Your business is no doubt driven by strategy.
So is your procurement.
But do your business and procurement strategies align? Or is your procurement strategy hurting your business strategy?
In my last blog post, I highlighted the fact that defining procurement savings can be a murky task.
However, despite this fact, it’s still safe to say that most procurement “strategies” boil down to cost-cutting.
In fairness, not all these strategies focus on black and white “cost savings”. Some are careful to ensure that cost savings are only incurred when they won’t negatively affect quality, quantity, or timeframes. Others look at long-term savings rather than focusing only on the short-term. And several consider costs and savings in terms of the ultimate outcome, rather than an individual product or service.
Nevertheless, most procurement strategies focus on cutting costs.
Which wouldn’t be a problem, except that this rarely aligns with most business strategies. And that’s a problem.
Generally speaking, most businesses employ one of four standard business strategies:
- cost leadership
- low cost focus

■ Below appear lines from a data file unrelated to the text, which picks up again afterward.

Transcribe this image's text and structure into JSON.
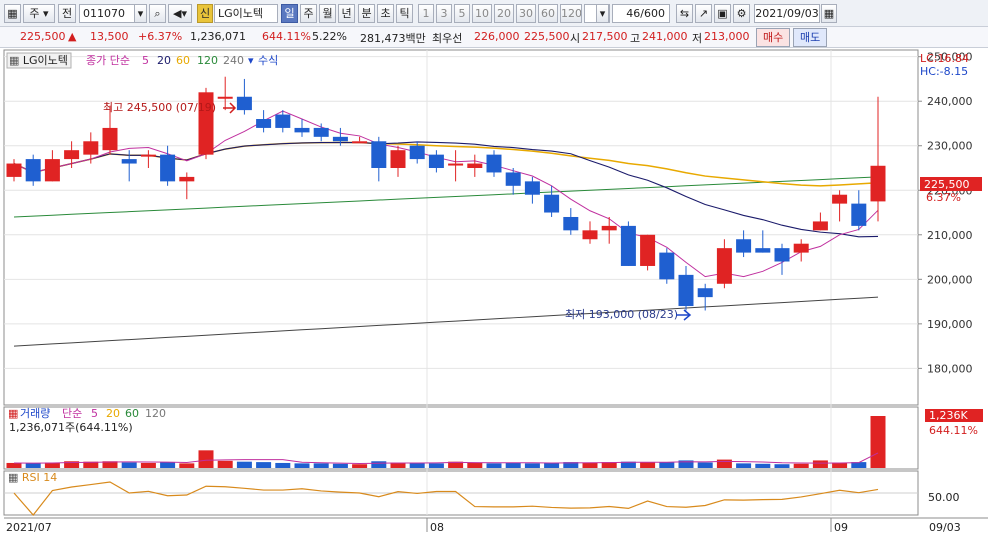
{
  "toolbar": {
    "period_type": "주",
    "prev_label": "전",
    "code": "011070",
    "stock_tag": "신",
    "stock_name": "LG이노텍",
    "intervals": [
      "일",
      "주",
      "월",
      "년",
      "분",
      "초",
      "틱"
    ],
    "selected_interval": "일",
    "numbers": [
      "1",
      "3",
      "5",
      "10",
      "20",
      "30",
      "60",
      "120"
    ],
    "count": "46/600",
    "date": "2021/09/03"
  },
  "quote": {
    "price": "225,500",
    "change_arrow": "▲",
    "change": "13,500",
    "change_rate": "+6.37%",
    "volume": "1,236,071",
    "volume_rate": "644.11%",
    "turnover": "5.22%",
    "amount": "281,473백만",
    "best_label": "최우선",
    "best_ask": "226,000",
    "best_bid": "225,500",
    "open_label": "시",
    "open": "217,500",
    "high_label": "고",
    "high": "241,000",
    "low_label": "저",
    "low": "213,000",
    "buy_label": "매수",
    "sell_label": "매도"
  },
  "chart": {
    "price_legend": {
      "name": "LG이노텍",
      "ma_label": "종가 단순",
      "ma_periods": [
        "5",
        "20",
        "60",
        "120",
        "240"
      ],
      "formula_label": "수식"
    },
    "corner_info": {
      "lc": "LC:16.84",
      "hc": "HC:-8.15"
    },
    "current_price_tag": "225,500",
    "current_rate_tag": "6.37%",
    "high_annotation": "최고 245,500 (07/19)",
    "low_annotation": "최저 193,000 (08/23)",
    "volume_legend": {
      "name": "거래량",
      "ma_label": "단순",
      "ma_periods": [
        "5",
        "20",
        "60",
        "120"
      ],
      "value_text": "1,236,071주(644.11%)"
    },
    "volume_tag": {
      "value": "1,236K",
      "rate": "644.11%"
    },
    "rsi_legend": "RSI 14",
    "rsi_tick": "50.00",
    "date_labels": [
      "2021/07",
      "08",
      "09",
      "09/03"
    ],
    "colors": {
      "up": "#e02323",
      "down": "#1f5fd0",
      "ma5": "#c0309f",
      "ma20": "#1b1b6b",
      "ma60": "#e8a900",
      "ma120": "#2a8a3a",
      "ma240": "#444444",
      "rsi": "#d88a1c"
    }
  },
  "chart_data": {
    "type": "candlestick",
    "y_axis_ticks": [
      180000,
      190000,
      200000,
      210000,
      220000,
      230000,
      240000,
      250000
    ],
    "ylim": [
      172000,
      251500
    ],
    "candles": [
      {
        "o": 223000,
        "h": 227000,
        "l": 222000,
        "c": 226000
      },
      {
        "o": 227000,
        "h": 228000,
        "l": 221000,
        "c": 222000
      },
      {
        "o": 222000,
        "h": 229000,
        "l": 222000,
        "c": 227000
      },
      {
        "o": 227000,
        "h": 231000,
        "l": 225000,
        "c": 229000
      },
      {
        "o": 228000,
        "h": 233000,
        "l": 226000,
        "c": 231000
      },
      {
        "o": 229000,
        "h": 239000,
        "l": 228000,
        "c": 234000
      },
      {
        "o": 227000,
        "h": 229000,
        "l": 222000,
        "c": 226000
      },
      {
        "o": 228000,
        "h": 229000,
        "l": 225000,
        "c": 228000
      },
      {
        "o": 228000,
        "h": 230000,
        "l": 221000,
        "c": 222000
      },
      {
        "o": 222000,
        "h": 224000,
        "l": 218000,
        "c": 223000
      },
      {
        "o": 228000,
        "h": 243000,
        "l": 227000,
        "c": 242000
      },
      {
        "o": 241000,
        "h": 245500,
        "l": 238000,
        "c": 241000
      },
      {
        "o": 241000,
        "h": 245000,
        "l": 237000,
        "c": 238000
      },
      {
        "o": 236000,
        "h": 238000,
        "l": 233000,
        "c": 234000
      },
      {
        "o": 237000,
        "h": 238000,
        "l": 233000,
        "c": 234000
      },
      {
        "o": 234000,
        "h": 236000,
        "l": 232000,
        "c": 233000
      },
      {
        "o": 234000,
        "h": 235000,
        "l": 231000,
        "c": 232000
      },
      {
        "o": 232000,
        "h": 234000,
        "l": 230000,
        "c": 231000
      },
      {
        "o": 231000,
        "h": 232000,
        "l": 231000,
        "c": 231000
      },
      {
        "o": 231000,
        "h": 232000,
        "l": 222000,
        "c": 225000
      },
      {
        "o": 225000,
        "h": 230000,
        "l": 223000,
        "c": 229000
      },
      {
        "o": 230000,
        "h": 231000,
        "l": 226000,
        "c": 227000
      },
      {
        "o": 228000,
        "h": 229000,
        "l": 224000,
        "c": 225000
      },
      {
        "o": 226000,
        "h": 229000,
        "l": 222000,
        "c": 226000
      },
      {
        "o": 225000,
        "h": 228000,
        "l": 223000,
        "c": 226000
      },
      {
        "o": 228000,
        "h": 229000,
        "l": 223000,
        "c": 224000
      },
      {
        "o": 224000,
        "h": 225000,
        "l": 219000,
        "c": 221000
      },
      {
        "o": 222000,
        "h": 223000,
        "l": 217000,
        "c": 219000
      },
      {
        "o": 219000,
        "h": 221000,
        "l": 214000,
        "c": 215000
      },
      {
        "o": 214000,
        "h": 216000,
        "l": 210000,
        "c": 211000
      },
      {
        "o": 209000,
        "h": 213000,
        "l": 208000,
        "c": 211000
      },
      {
        "o": 211000,
        "h": 214000,
        "l": 208000,
        "c": 212000
      },
      {
        "o": 212000,
        "h": 213000,
        "l": 203000,
        "c": 203000
      },
      {
        "o": 203000,
        "h": 210000,
        "l": 202000,
        "c": 210000
      },
      {
        "o": 206000,
        "h": 207000,
        "l": 199000,
        "c": 200000
      },
      {
        "o": 201000,
        "h": 203000,
        "l": 193000,
        "c": 194000
      },
      {
        "o": 198000,
        "h": 199000,
        "l": 193000,
        "c": 196000
      },
      {
        "o": 199000,
        "h": 209000,
        "l": 198000,
        "c": 207000
      },
      {
        "o": 209000,
        "h": 211000,
        "l": 205000,
        "c": 206000
      },
      {
        "o": 207000,
        "h": 211000,
        "l": 206000,
        "c": 206000
      },
      {
        "o": 207000,
        "h": 208000,
        "l": 201000,
        "c": 204000
      },
      {
        "o": 206000,
        "h": 209000,
        "l": 204000,
        "c": 208000
      },
      {
        "o": 211000,
        "h": 215000,
        "l": 211000,
        "c": 213000
      },
      {
        "o": 217000,
        "h": 220000,
        "l": 213000,
        "c": 219000
      },
      {
        "o": 217000,
        "h": 220000,
        "l": 211000,
        "c": 212000
      },
      {
        "o": 217500,
        "h": 241000,
        "l": 213000,
        "c": 225500
      }
    ],
    "volume_thousands": [
      120,
      110,
      130,
      160,
      150,
      160,
      130,
      120,
      140,
      110,
      420,
      170,
      150,
      140,
      120,
      110,
      110,
      100,
      90,
      160,
      130,
      120,
      110,
      150,
      130,
      110,
      120,
      110,
      130,
      140,
      120,
      140,
      150,
      130,
      140,
      180,
      130,
      200,
      110,
      100,
      90,
      100,
      180,
      130,
      140,
      1236
    ],
    "ma_approx": {
      "ma120_start": 214000,
      "ma120_end": 223000,
      "ma240_start": 185000,
      "ma240_end": 196000
    },
    "rsi_reference": 50
  }
}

- differentiation focus
Cost leadership involves being the low cost producer of a product or service in your industry. You then sell that product or service at average prices (and make a bigger profit than your competitors), or below-average prices (still making a profit, but gaining greater market share).
Differentiation is about developing a product or service that is unique or has unique features in comparison to those offered by your competitors. The selling point is the uniqueness, and this value-add often allows you to charge extra.

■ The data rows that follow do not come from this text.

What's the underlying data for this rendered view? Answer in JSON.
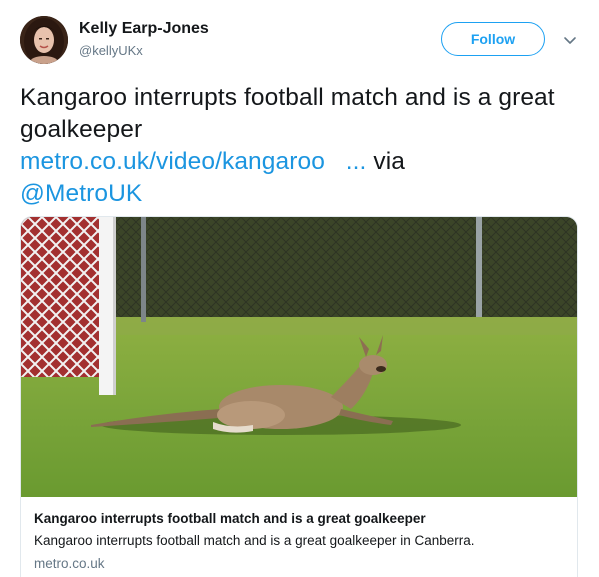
{
  "user": {
    "display_name": "Kelly Earp-Jones",
    "handle": "@kellyUKx"
  },
  "actions": {
    "follow_label": "Follow"
  },
  "tweet": {
    "text_line": "Kangaroo interrupts football match and is a great goalkeeper",
    "link_text": "metro.co.uk/video/kangaroo",
    "link_ellipsis": "...",
    "via_text": "via",
    "mention": "@MetroUK"
  },
  "card": {
    "title": "Kangaroo interrupts football match and is a great goalkeeper",
    "description": "Kangaroo interrupts football match and is a great goalkeeper in Canberra.",
    "domain": "metro.co.uk"
  },
  "colors": {
    "accent": "#1da1f2",
    "link": "#1b95e0",
    "muted": "#657786",
    "text": "#14171a"
  },
  "icons": {
    "caret": "chevron-down-icon"
  }
}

Low cost focus involves focusing on a narrow segment of the market, and marketing based on price in that segment. Once again, it involves being a low cost producer, and/or being willing to sacrifice profits for greater market share.

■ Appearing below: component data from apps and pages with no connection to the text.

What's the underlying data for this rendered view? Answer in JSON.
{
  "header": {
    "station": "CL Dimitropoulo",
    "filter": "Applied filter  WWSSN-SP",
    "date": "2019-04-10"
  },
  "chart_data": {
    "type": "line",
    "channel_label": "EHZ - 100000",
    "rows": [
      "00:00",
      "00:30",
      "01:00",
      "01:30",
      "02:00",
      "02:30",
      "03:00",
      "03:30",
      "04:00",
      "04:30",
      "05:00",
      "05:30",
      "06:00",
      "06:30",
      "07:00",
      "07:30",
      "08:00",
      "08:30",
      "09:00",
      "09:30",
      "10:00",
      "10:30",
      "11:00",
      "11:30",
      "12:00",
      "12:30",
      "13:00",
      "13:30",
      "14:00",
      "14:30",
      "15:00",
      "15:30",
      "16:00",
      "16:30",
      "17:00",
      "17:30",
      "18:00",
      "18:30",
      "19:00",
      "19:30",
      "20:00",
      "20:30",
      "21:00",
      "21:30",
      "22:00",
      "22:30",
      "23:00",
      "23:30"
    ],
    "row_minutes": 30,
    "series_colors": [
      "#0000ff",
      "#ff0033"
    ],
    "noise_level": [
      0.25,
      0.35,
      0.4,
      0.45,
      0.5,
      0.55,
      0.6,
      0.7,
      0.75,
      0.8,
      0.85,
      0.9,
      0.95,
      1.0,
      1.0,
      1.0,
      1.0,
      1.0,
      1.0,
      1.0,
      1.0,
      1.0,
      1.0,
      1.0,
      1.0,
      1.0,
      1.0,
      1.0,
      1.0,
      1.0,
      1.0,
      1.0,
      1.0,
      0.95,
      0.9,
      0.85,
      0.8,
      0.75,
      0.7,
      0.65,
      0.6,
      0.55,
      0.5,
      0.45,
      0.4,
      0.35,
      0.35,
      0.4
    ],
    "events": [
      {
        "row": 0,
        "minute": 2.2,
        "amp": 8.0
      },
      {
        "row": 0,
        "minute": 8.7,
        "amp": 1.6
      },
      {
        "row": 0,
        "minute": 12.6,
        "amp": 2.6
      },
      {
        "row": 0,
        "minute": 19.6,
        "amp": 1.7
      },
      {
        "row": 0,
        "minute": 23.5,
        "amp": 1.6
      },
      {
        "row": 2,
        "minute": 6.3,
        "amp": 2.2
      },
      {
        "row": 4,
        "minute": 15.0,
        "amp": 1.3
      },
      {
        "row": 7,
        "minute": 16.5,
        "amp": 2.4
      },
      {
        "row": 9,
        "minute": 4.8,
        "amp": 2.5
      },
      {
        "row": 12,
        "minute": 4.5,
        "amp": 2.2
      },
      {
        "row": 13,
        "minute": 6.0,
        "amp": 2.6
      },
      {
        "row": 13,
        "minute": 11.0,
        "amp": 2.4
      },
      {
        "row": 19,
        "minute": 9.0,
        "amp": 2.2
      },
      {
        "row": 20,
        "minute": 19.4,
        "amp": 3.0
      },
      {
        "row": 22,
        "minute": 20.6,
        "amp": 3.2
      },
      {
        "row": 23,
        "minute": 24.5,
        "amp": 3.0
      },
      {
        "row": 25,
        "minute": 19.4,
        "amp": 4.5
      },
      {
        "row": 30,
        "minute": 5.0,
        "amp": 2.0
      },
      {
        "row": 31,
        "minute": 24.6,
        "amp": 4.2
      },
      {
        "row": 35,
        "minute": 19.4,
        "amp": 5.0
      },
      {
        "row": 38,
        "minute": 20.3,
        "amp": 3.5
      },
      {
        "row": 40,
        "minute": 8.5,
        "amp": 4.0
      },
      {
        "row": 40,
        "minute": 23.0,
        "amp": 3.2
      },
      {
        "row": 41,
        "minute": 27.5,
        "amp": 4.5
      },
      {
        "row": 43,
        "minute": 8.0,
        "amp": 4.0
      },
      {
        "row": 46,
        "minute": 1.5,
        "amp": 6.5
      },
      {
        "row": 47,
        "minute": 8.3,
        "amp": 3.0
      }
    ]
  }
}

Differentiation focus also focuses on a narrow segment of the market. But this is about marketing based on unique features, not price.
Do They Align: Cost Strategies
Cost-based procurement strategies do align with cost leadership and low cost focus business strategies. In such a case, your procurement strategy won’t hurt your business strategy, per se.
But that doesn’t mean that all is well.
Because chances are that in this scenario, your procurement strategy may be hurting your business.
Cost leadership and low cost focus rarely represent a sustainable competitive advantage in business. After all, your competitors will almost always be able to lower their prices too. Any cost advantage is therefore generally only achievable short-term. It won’t be long before everyone’s doing it. Which means it won’t be a competitive advantage for long.
Do They Align: Differentiation Strategies
On the other hand, a procurement strategy based on cost savings rarely aligns with a business strategy based on differentiation or differentiation focus.
Such a procurement strategy will ultimately hurt and hinder the business strategy, because differentiation and differentiation focus are not achieved through cost cutting. In fact, they may even require greater spending.
Of course, you can make up for this higher procurement cost through a premium price at the point of sale. But this means you need to take a long-term approach to procurement, and change your focus from cost cutting, to quality and delivering a better product to your end user.
There are two key “take-aways” from this.
To begin with, your business will only thrive if your procurement strategy and your business strategy are aligned. It’s also important to remember that your business strategy needs to drive your procurement strategy, not vice versa.
The second “take-away” is that cost-based business strategies are rarely competitive, at least not long-term. If your business and procurement strategies both focus on cost, it’s time to consider changing them to help your business become more competitive in the marketplace. Obviously, both strategies must still align with one another after the change.
Does your procurement strategy align with your business strategy? Have you ever worked in an organisation where the two did not align? Let me know in the comments below.